BEGIN
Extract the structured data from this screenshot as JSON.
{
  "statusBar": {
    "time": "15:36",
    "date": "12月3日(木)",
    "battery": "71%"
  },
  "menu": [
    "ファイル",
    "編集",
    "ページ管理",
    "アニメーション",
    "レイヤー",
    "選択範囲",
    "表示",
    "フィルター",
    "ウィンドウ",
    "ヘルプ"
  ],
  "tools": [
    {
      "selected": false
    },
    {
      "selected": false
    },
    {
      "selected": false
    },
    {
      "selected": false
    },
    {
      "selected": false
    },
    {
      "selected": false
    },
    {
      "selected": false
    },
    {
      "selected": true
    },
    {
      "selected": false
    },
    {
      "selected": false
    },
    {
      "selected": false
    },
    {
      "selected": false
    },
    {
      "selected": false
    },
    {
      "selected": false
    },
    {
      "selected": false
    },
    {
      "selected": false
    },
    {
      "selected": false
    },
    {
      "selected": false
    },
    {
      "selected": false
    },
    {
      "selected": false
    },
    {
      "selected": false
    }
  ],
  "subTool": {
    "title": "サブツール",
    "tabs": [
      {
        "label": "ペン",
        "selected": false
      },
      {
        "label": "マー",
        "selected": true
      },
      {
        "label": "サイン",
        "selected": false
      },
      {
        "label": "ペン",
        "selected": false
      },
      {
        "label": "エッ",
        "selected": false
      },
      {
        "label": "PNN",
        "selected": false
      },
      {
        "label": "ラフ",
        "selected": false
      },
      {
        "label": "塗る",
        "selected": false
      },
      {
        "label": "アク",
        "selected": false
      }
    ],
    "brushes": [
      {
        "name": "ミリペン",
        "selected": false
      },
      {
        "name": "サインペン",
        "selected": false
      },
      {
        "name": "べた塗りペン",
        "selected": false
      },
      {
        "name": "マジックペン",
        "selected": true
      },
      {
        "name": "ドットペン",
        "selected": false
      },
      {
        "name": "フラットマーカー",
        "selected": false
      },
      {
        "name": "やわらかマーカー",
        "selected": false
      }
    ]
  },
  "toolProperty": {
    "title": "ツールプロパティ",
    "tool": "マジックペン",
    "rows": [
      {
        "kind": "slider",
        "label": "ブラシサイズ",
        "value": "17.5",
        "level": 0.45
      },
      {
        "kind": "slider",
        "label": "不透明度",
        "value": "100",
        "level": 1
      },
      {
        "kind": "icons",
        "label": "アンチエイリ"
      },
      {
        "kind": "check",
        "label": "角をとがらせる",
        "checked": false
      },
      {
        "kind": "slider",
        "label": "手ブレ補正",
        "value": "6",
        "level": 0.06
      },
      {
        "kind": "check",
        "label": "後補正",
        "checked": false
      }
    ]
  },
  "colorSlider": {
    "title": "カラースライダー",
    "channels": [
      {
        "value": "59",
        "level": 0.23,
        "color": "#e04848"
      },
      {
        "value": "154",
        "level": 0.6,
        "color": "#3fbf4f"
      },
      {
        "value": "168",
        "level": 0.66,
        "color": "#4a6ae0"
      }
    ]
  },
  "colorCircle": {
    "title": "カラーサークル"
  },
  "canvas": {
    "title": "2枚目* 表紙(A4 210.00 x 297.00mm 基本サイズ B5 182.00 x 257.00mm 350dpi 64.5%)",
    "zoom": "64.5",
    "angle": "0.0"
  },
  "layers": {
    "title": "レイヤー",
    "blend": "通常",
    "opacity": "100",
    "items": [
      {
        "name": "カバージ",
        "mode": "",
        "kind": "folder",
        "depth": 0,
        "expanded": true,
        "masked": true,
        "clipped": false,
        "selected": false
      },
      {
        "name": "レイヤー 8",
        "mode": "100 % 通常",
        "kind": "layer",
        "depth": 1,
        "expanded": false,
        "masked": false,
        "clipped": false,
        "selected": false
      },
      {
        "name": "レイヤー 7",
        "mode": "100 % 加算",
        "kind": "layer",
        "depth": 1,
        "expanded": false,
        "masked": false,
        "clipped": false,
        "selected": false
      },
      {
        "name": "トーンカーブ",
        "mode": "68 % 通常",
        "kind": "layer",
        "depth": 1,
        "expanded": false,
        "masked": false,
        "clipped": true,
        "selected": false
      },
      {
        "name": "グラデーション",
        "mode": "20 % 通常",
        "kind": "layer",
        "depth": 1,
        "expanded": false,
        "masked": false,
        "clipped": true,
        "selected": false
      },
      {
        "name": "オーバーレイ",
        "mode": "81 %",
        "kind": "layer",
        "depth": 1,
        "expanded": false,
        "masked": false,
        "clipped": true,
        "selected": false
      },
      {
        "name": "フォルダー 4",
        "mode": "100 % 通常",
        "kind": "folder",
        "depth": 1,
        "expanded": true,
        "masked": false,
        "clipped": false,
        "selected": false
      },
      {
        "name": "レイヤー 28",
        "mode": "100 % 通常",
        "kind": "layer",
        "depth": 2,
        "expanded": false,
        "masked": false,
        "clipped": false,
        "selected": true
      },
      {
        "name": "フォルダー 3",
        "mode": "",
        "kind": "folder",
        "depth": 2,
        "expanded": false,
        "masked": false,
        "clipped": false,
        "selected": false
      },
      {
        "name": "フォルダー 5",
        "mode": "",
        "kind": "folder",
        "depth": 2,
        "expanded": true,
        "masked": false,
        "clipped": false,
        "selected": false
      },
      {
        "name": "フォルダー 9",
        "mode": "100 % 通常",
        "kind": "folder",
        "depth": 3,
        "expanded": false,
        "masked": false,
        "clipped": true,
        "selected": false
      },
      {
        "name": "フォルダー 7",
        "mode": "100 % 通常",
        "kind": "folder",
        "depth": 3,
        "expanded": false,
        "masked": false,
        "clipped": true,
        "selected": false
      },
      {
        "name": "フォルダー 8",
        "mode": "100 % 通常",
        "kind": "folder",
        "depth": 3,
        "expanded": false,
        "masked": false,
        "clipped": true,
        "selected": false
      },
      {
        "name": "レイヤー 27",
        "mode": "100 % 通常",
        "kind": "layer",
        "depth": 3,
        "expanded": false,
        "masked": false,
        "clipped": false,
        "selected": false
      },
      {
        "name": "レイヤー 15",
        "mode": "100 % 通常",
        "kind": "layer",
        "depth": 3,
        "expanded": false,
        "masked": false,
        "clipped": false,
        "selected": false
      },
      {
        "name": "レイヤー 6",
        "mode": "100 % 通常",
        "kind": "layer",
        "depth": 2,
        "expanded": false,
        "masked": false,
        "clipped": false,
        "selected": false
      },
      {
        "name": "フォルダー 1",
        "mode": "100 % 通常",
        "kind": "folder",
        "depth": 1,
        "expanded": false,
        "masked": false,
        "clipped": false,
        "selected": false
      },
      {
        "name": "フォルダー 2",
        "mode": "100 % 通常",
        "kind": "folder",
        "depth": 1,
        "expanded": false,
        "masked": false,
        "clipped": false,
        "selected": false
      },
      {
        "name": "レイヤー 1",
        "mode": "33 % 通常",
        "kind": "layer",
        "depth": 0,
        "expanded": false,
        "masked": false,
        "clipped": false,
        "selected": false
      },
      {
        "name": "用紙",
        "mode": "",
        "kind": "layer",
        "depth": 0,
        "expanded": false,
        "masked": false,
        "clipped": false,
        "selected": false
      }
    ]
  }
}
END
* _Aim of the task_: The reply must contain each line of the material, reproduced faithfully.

* _Completed exercise_:
Extract the structured data from this screenshot as JSON.
{
  "statusBar": {
    "time": "15:36",
    "date": "12月3日(木)",
    "battery": "71%"
  },
  "menu": [
    "ファイル",
    "編集",
    "ページ管理",
    "アニメーション",
    "レイヤー",
    "選択範囲",
    "表示",
    "フィルター",
    "ウィンドウ",
    "ヘルプ"
  ],
  "tools": [
    {
      "selected": false
    },
    {
      "selected": false
    },
    {
      "selected": false
    },
    {
      "selected": false
    },
    {
      "selected": false
    },
    {
      "selected": false
    },
    {
      "selected": false
    },
    {
      "selected": true
    },
    {
      "selected": false
    },
    {
      "selected": false
    },
    {
      "selected": false
    },
    {
      "selected": false
    },
    {
      "selected": false
    },
    {
      "selected": false
    },
    {
      "selected": false
    },
    {
      "selected": false
    },
    {
      "selected": false
    },
    {
      "selected": false
    },
    {
      "selected": false
    },
    {
      "selected": false
    },
    {
      "selected": false
    }
  ],
  "subTool": {
    "title": "サブツール",
    "tabs": [
      {
        "label": "ペン",
        "selected": false
      },
      {
        "label": "マー",
        "selected": true
      },
      {
        "label": "サイン",
        "selected": false
      },
      {
        "label": "ペン",
        "selected": false
      },
      {
        "label": "エッ",
        "selected": false
      },
      {
        "label": "PNN",
        "selected": false
      },
      {
        "label": "ラフ",
        "selected": false
      },
      {
        "label": "塗る",
        "selected": false
      },
      {
        "label": "アク",
        "selected": false
      }
    ],
    "brushes": [
      {
        "name": "ミリペン",
        "selected": false
      },
      {
        "name": "サインペン",
        "selected": false
      },
      {
        "name": "べた塗りペン",
        "selected": false
      },
      {
        "name": "マジックペン",
        "selected": true
      },
      {
        "name": "ドットペン",
        "selected": false
      },
      {
        "name": "フラットマーカー",
        "selected": false
      },
      {
        "name": "やわらかマーカー",
        "selected": false
      }
    ]
  },
  "toolProperty": {
    "title": "ツールプロパティ",
    "tool": "マジックペン",
    "rows": [
      {
        "kind": "slider",
        "label": "ブラシサイズ",
        "value": "17.5",
        "level": 0.45
      },
      {
        "kind": "slider",
        "label": "不透明度",
        "value": "100",
        "level": 1
      },
      {
        "kind": "icons",
        "label": "アンチエイリ"
      },
      {
        "kind": "check",
        "label": "角をとがらせる",
        "checked": false
      },
      {
        "kind": "slider",
        "label": "手ブレ補正",
        "value": "6",
        "level": 0.06
      },
      {
        "kind": "check",
        "label": "後補正",
        "checked": false
      }
    ]
  },
  "colorSlider": {
    "title": "カラースライダー",
    "channels": [
      {
        "value": "59",
        "level": 0.23,
        "color": "#e04848"
      },
      {
        "value": "154",
        "level": 0.6,
        "color": "#3fbf4f"
      },
      {
        "value": "168",
        "level": 0.66,
        "color": "#4a6ae0"
      }
    ]
  },
  "colorCircle": {
    "title": "カラーサークル"
  },
  "canvas": {
    "title": "2枚目* 表紙(A4 210.00 x 297.00mm 基本サイズ B5 182.00 x 257.00mm 350dpi 64.5%)",
    "zoom": "64.5",
    "angle": "0.0"
  },
  "layers": {
    "title": "レイヤー",
    "blend": "通常",
    "opacity": "100",
    "items": [
      {
        "name": "カバージ",
        "mode": "",
        "kind": "folder",
        "depth": 0,
        "expanded": true,
        "masked": true,
        "clipped": false,
        "selected": false
      },
      {
        "name": "レイヤー 8",
        "mode": "100 % 通常",
        "kind": "layer",
        "depth": 1,
        "expanded": false,
        "masked": false,
        "clipped": false,
        "selected": false
      },
      {
        "name": "レイヤー 7",
        "mode": "100 % 加算",
        "kind": "layer",
        "depth": 1,
        "expanded": false,
        "masked": false,
        "clipped": false,
        "selected": false
      },
      {
        "name": "トーンカーブ",
        "mode": "68 % 通常",
        "kind": "layer",
        "depth": 1,
        "expanded": false,
        "masked": false,
        "clipped": true,
        "selected": false
      },
      {
        "name": "グラデーション",
        "mode": "20 % 通常",
        "kind": "layer",
        "depth": 1,
        "expanded": false,
        "masked": false,
        "clipped": true,
        "selected": false
      },
      {
        "name": "オーバーレイ",
        "mode": "81 %",
        "kind": "layer",
        "depth": 1,
        "expanded": false,
        "masked": false,
        "clipped": true,
        "selected": false
      },
      {
        "name": "フォルダー 4",
        "mode": "100 % 通常",
        "kind": "folder",
        "depth": 1,
        "expanded": true,
        "masked": false,
        "clipped": false,
        "selected": false
      },
      {
        "name": "レイヤー 28",
        "mode": "100 % 通常",
        "kind": "layer",
        "depth": 2,
        "expanded": false,
        "masked": false,
        "clipped": false,
        "selected": true
      },
      {
        "name": "フォルダー 3",
        "mode": "",
        "kind": "folder",
        "depth": 2,
        "expanded": false,
        "masked": false,
        "clipped": false,
        "selected": false
      },
      {
        "name": "フォルダー 5",
        "mode": "",
        "kind": "folder",
        "depth": 2,
        "expanded": true,
        "masked": false,
        "clipped": false,
        "selected": false
      },
      {
        "name": "フォルダー 9",
        "mode": "100 % 通常",
        "kind": "folder",
        "depth": 3,
        "expanded": false,
        "masked": false,
        "clipped": true,
        "selected": false
      },
      {
        "name": "フォルダー 7",
        "mode": "100 % 通常",
        "kind": "folder",
        "depth": 3,
        "expanded": false,
        "masked": false,
        "clipped": true,
        "selected": false
      },
      {
        "name": "フォルダー 8",
        "mode": "100 % 通常",
        "kind": "folder",
        "depth": 3,
        "expanded": false,
        "masked": false,
        "clipped": true,
        "selected": false
      },
      {
        "name": "レイヤー 27",
        "mode": "100 % 通常",
        "kind": "layer",
        "depth": 3,
        "expanded": false,
        "masked": false,
        "clipped": false,
        "selected": false
      },
      {
        "name": "レイヤー 15",
        "mode": "100 % 通常",
        "kind": "layer",
        "depth": 3,
        "expanded": false,
        "masked": false,
        "clipped": false,
        "selected": false
      },
      {
        "name": "レイヤー 6",
        "mode": "100 % 通常",
        "kind": "layer",
        "depth": 2,
        "expanded": false,
        "masked": false,
        "clipped": false,
        "selected": false
      },
      {
        "name": "フォルダー 1",
        "mode": "100 % 通常",
        "kind": "folder",
        "depth": 1,
        "expanded": false,
        "masked": false,
        "clipped": false,
        "selected": false
      },
      {
        "name": "フォルダー 2",
        "mode": "100 % 通常",
        "kind": "folder",
        "depth": 1,
        "expanded": false,
        "masked": false,
        "clipped": false,
        "selected": false
      },
      {
        "name": "レイヤー 1",
        "mode": "33 % 通常",
        "kind": "layer",
        "depth": 0,
        "expanded": false,
        "masked": false,
        "clipped": false,
        "selected": false
      },
      {
        "name": "用紙",
        "mode": "",
        "kind": "layer",
        "depth": 0,
        "expanded": false,
        "masked": false,
        "clipped": false,
        "selected": false
      }
    ]
  }
}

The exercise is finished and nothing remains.